But first she’s a teenager named Julie who meets a group of cool kids at a summer artsy-type camp. From Julie’s point of view, she’s the outsider from the non-upper-class-family; the non-Manhattanite kid, only there because of a scholarship.
She’s accepted by the group, though, and Julie becomes “Jules,” an aspiring comic actress. Kirkus Reviews lists the rest of the self-named “Interestings”:
Her lifelong best friend becomes beautiful Ash, an aspiring actress. Ash’s older brother is sexy bad-boy Goodman. Cathy, who wants to dance, becomes Goodman’s girlfriend. Jonah, the ethereally handsome, slightly withdrawn son of a famous folksinger, is musically gifted. And then there is Ethan: homely, funny and a brilliant cartoonist. Although he and Jules are immediately soul mates, she rejects his physical advances, unable to work up any sexual attraction.
Wolitzer follows these friends as they grow up and eventually become middle-agers, their status in 2009. While some in the group have become as “interesting” as Jules would expect them to be, she’s become someone who’s not so interesting—from her own perspective. She’s a therapist who’s married to a “dangerously depressed” (Janet Maslin, New York Times) guy, a medical technician who’s apparently not even trying for that whole “interesting” kind of thing.
Via Jules’s recollections, readers are filled in on all of the friends’ struggles and accomplishments between camp and the present. Jonah, for example, is known to have dealt with being gay at the start of the AIDS epidemic.
In the present, Ethan and Ash, now married and successful, send out a Christmas letter that raises jealousy in Jules. In the following excerpt found on NPR, she thinks about her own life:
Mostly, the years were just ordinary or mildly disappointing. What would she and Dennis even write about themselves? ‘In recent months, Jules lost two clients, whose insurance plans no longer offer mental health benefits.’ Or, ‘Dennis continues his job at the clinic in Chinatown, though the office is so understaffed that this week one patient waited seven hours to be seen.’ Or, perhaps, ‘Our daughter, Rory, a student at the state university in Oneonta, has no idea what to major in, and has a roommate who was prom queen in high school.’
Publishers Weekly describes the gist of the story as “the gap between promise and genuine talent, the bonds and strains of long friendships, and the journey from youth to middle age, with all its compromises, secrets, lies, and disparities.”
Kirkus Reviews: “Ambitious and involving, capturing the zeitgeist of the liberal intelligentsia of the era.”
Janet Maslin, New York Times: “The big questions asked by ‘The Interestings’ are about what happened to the world (when, Jules wonders, did ‘analyst’ stop denoting Freud and start referring to finance?) and what happened to all that budding teenage talent. Might every privileged schoolchild have a bright future in dance or theater or glass blowing? Ms. Wolitzer hasn’t got the answers, but she does have her characters mannerisms and attitudes down cold.”

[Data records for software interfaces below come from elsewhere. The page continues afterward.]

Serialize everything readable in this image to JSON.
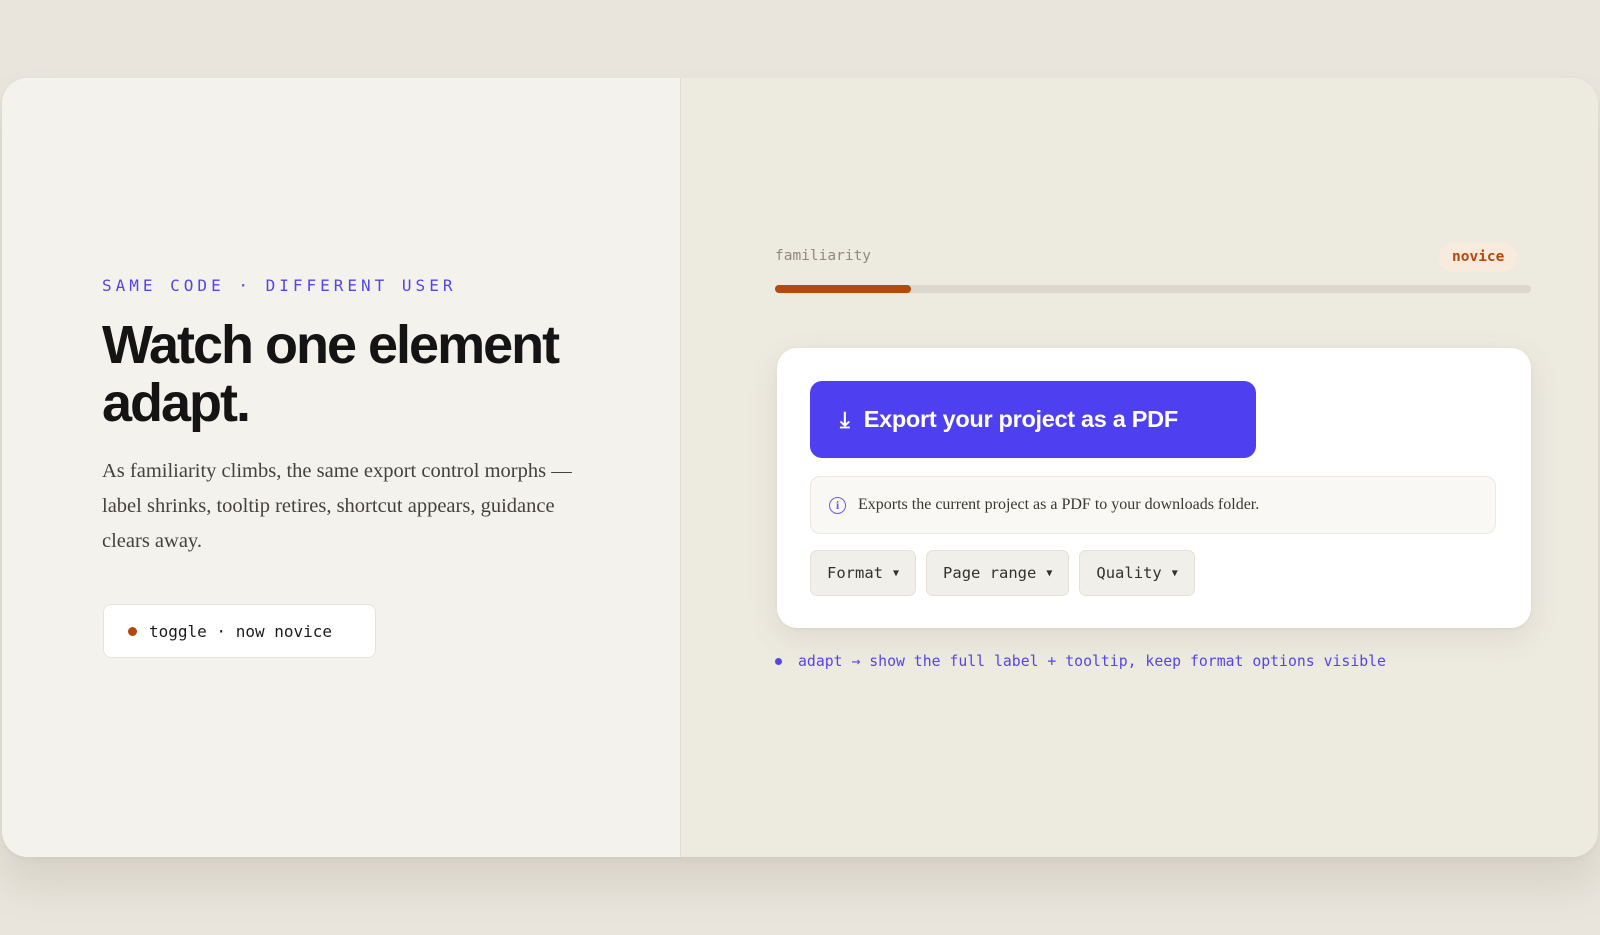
{
  "intro": {
    "eyebrow": "SAME CODE · DIFFERENT USER",
    "headline": "Watch one element adapt.",
    "body": "As familiarity climbs, the same export control morphs — label shrinks, tooltip retires, shortcut appears, guidance clears away.",
    "toggle_label": "toggle · now novice"
  },
  "familiarity": {
    "label": "familiarity",
    "level": "novice",
    "progress": 0.18
  },
  "export_control": {
    "icon": "download-arrow-icon",
    "icon_glyph": "⤓",
    "button_label": "Export your project as a PDF",
    "tooltip": "Exports the current project as a PDF to your downloads folder.",
    "options": [
      {
        "label": "Format"
      },
      {
        "label": "Page range"
      },
      {
        "label": "Quality"
      }
    ]
  },
  "adapt_note": "adapt → show the full label + tooltip, keep format options visible",
  "colors": {
    "accent": "#4e3ff0",
    "warm": "#b4480f",
    "background": "#e9e5dc"
  }
}
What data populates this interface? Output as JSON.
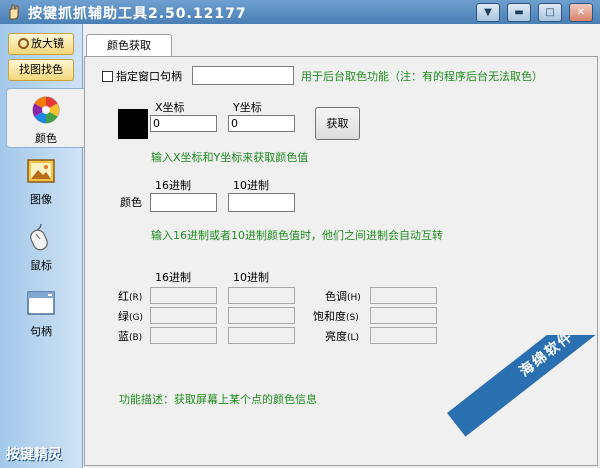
{
  "window": {
    "title": "按键抓抓辅助工具2.50.12177",
    "controls": [
      "chevron-down-icon",
      "minimize-icon",
      "maximize-icon",
      "close-icon"
    ]
  },
  "sidebar": {
    "magnifier_label": "放大镜",
    "find_color_label": "找图找色",
    "items": [
      {
        "label": "颜色",
        "icon": "color-wheel-icon",
        "active": true
      },
      {
        "label": "图像",
        "icon": "image-icon",
        "active": false
      },
      {
        "label": "鼠标",
        "icon": "mouse-icon",
        "active": false
      },
      {
        "label": "句柄",
        "icon": "window-handle-icon",
        "active": false
      }
    ],
    "brand": "按键精灵"
  },
  "tab": {
    "label": "颜色获取"
  },
  "handle": {
    "checkbox_label": "指定窗口句柄",
    "value": "",
    "checked": false,
    "note": "用于后台取色功能（注：有的程序后台无法取色）"
  },
  "coords": {
    "swatch_color": "#000000",
    "x_label": "X坐标",
    "y_label": "Y坐标",
    "x_value": "0",
    "y_value": "0",
    "get_button": "获取",
    "hint": "输入X坐标和Y坐标来获取颜色值"
  },
  "color": {
    "hex_label": "16进制",
    "dec_label": "10进制",
    "row_label": "颜色",
    "hex_value": "",
    "dec_value": "",
    "hint": "输入16进制或者10进制颜色值时，他们之间进制会自动互转"
  },
  "channels": {
    "hex_label": "16进制",
    "dec_label": "10进制",
    "rows": [
      {
        "label": "红",
        "suffix": "(R)",
        "hex": "",
        "dec": ""
      },
      {
        "label": "绿",
        "suffix": "(G)",
        "hex": "",
        "dec": ""
      },
      {
        "label": "蓝",
        "suffix": "(B)",
        "hex": "",
        "dec": ""
      }
    ],
    "hsl": [
      {
        "label": "色调",
        "suffix": "(H)",
        "value": ""
      },
      {
        "label": "饱和度",
        "suffix": "(S)",
        "value": ""
      },
      {
        "label": "亮度",
        "suffix": "(L)",
        "value": ""
      }
    ]
  },
  "description": "功能描述：获取屏幕上某个点的颜色信息",
  "watermark": {
    "text": "海绵软件"
  },
  "colors": {
    "title_bar": "#4a7fb5",
    "hint_text": "#1f8a1f",
    "sidebar": "#b9d7f2"
  }
}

Jeffrey Eugenides: “Like Virginia Woolf in The Waves, Meg Wolitzer gives us the full picture here, charting her characters’ lives from the self-dramatizing of adolescence, through the resignation of middle age, to the attainment of a wisdom that holds all the intensities of life in a single, sustained chord, much like this book itself. The wit, intelligence, and deep feeling of Wolitzer’s writing are extraordinary and The Interestings brings her achievement, already so steadfast and remarkable, to an even higher level.”